What really got me for the main idea of the book is how one moment - in this case one tip to the press - can change someone's life irrevocably forever. Tate always secretly harbored thoughts of becoming an actress but we don't know if it would have come to fruition had she not been thrust into the public eye. She was set to start college soon after her return from London, but all of that was derailed the morning the press found out she is Ian Butler's "long lost" daughter. There's also the fact that, despite becoming a star, Tate's personal life has been at a standstill for all these years. With such a huge betrayal in her past, and at such an impressionable time in her life, she finds it difficult to trust. It's maybe this idea of trust that left me unsatisfied in the way the story went forward. I felt like it was almost too quick that Tate was pulled back into Sam's orbit once they reconnected on set. Too quick that the feelings they left behind resurfaced, but I didn't feel like the trust was earned back. And yes, I feel like in this circumstance trust needed to be earned back on Sam's part.
I think what truly left this bad taste in my mouth - so to speak - was the idea that Tate has never been given the opportunity to speak her truth. Except when she spoke it to Sam but look how that turned out. No, Tate has always been required to go along with a narrative. Whether it's playing a role on TV or in movies to the still tense relationship with her father that she must present to the world as close and loving. She's hindered by needing to keep things looking happy and shiny for the public - no scandals here please - in order to be marketable and, I supposed, bankable to the fans. I wanted to see Tate take her own life into her own hands, but I don't think it's something she'll ever be able to do at least out in the open. But that brings up the question of: is Tate's personal life really anyone's business?

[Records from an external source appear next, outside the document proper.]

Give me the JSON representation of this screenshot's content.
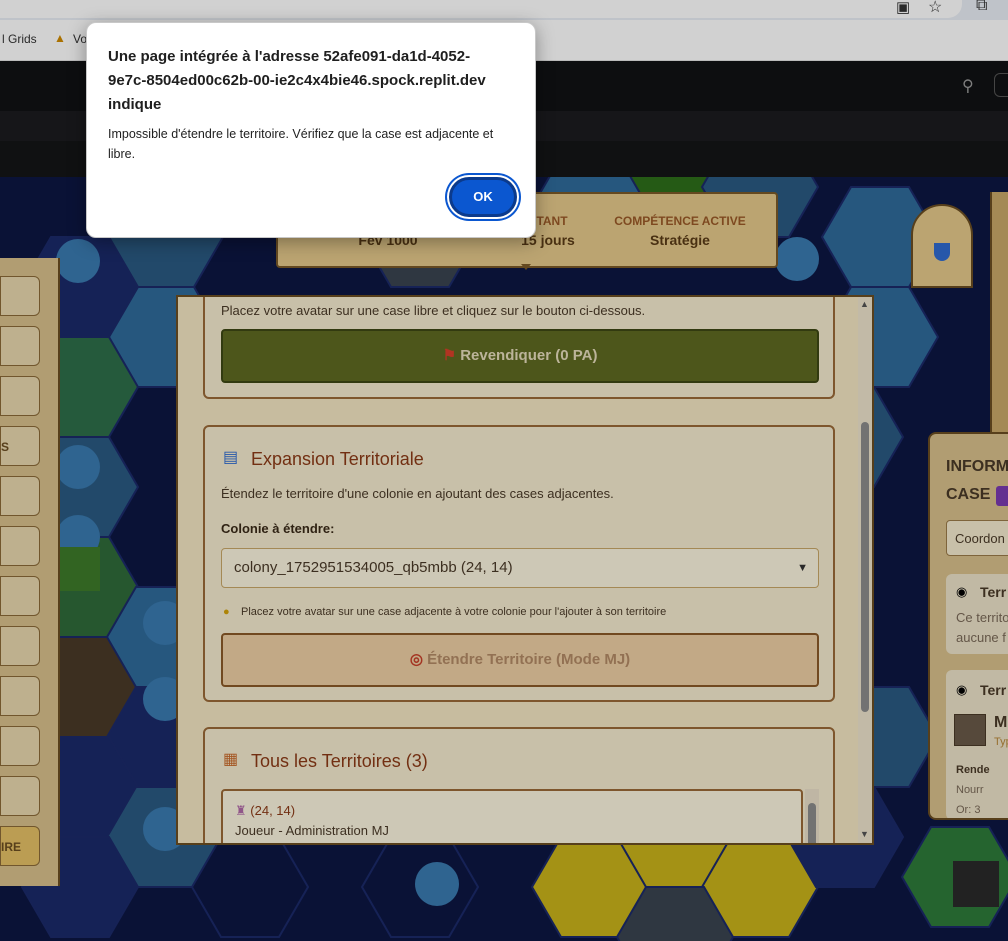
{
  "browser": {
    "bookmarks": [
      {
        "label": "l Grids"
      },
      {
        "label": "Vo"
      }
    ],
    "colors": {
      "chrome": "#e9eef6",
      "header": "#111214"
    }
  },
  "game": {
    "stats": [
      {
        "label": "",
        "value": "Fév 1000"
      },
      {
        "label": "STANT",
        "value": "15 jours"
      },
      {
        "label": "COMPÉTENCE ACTIVE",
        "value": "Stratégie"
      }
    ],
    "left_panel": {
      "buttons": [
        "",
        "",
        "",
        "S",
        "",
        "",
        "",
        "",
        "",
        "",
        "",
        "IRE"
      ]
    },
    "right_panel": {
      "title": "INFORM",
      "title2": "CASE",
      "coord_label": "Coordon",
      "territory_label": "Terr",
      "territory_text": "Ce territo",
      "territory_text2": "aucune f",
      "territory2_label": "Terr",
      "item_initial": "M",
      "item_sub": "Typ",
      "rows": [
        "Rende",
        "Nourr",
        "Or: 3"
      ]
    },
    "modal": {
      "claim": {
        "hint": "Placez votre avatar sur une case libre et cliquez sur le bouton ci-dessous.",
        "button": "Revendiquer (0 PA)",
        "button_icon": "flag-icon"
      },
      "expansion": {
        "title": "Expansion Territoriale",
        "title_icon": "map-icon",
        "description": "Étendez le territoire d'une colonie en ajoutant des cases adjacentes.",
        "select_label": "Colonie à étendre:",
        "select_value": "colony_1752951534005_qb5mbb (24, 14)",
        "tip": "Placez votre avatar sur une case adjacente à votre colonie pour l'ajouter à son territoire",
        "tip_icon": "lightbulb-icon",
        "button": "Étendre Territoire (Mode MJ)",
        "button_icon": "target-icon"
      },
      "territories": {
        "title": "Tous les Territoires (3)",
        "title_icon": "clipboard-icon",
        "items": [
          {
            "coords": "(24, 14)",
            "owner": "Joueur - Administration MJ"
          }
        ]
      }
    }
  },
  "dialog": {
    "title": "Une page intégrée à l'adresse 52afe091-da1d-4052-9e7c-8504ed00c62b-00-ie2c4x4bie46.spock.replit.dev indique",
    "message": "Impossible d'étendre le territoire. Vérifiez que la case est adjacente et libre.",
    "ok_label": "OK",
    "accent": "#0b57d0"
  }
}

The book provides this interesting quandry, but like I said I didn't feel like it really fleshed it out well enough. This is a read that I may come back to at some point because maybe I missed something this first time around, or maybe circumstances in my life influenced how I read and interpreted the story. I think Twice in a Blue Moon is one of the more thought-provoking reads that Christina Lauren has given readers recently and while I like the more somber tone, I just wanted a little something more from the story itself.
I still look forward to whatever Christina Lauren has up their sleeves next. Despite my on-the-fence thoughts in regards to this book, they've always been authors that I can count on to deliver, and if this time they deliver something that sticks with me days after finishing, that has me questioning my feelings about the book, I think they've done their job fantastically.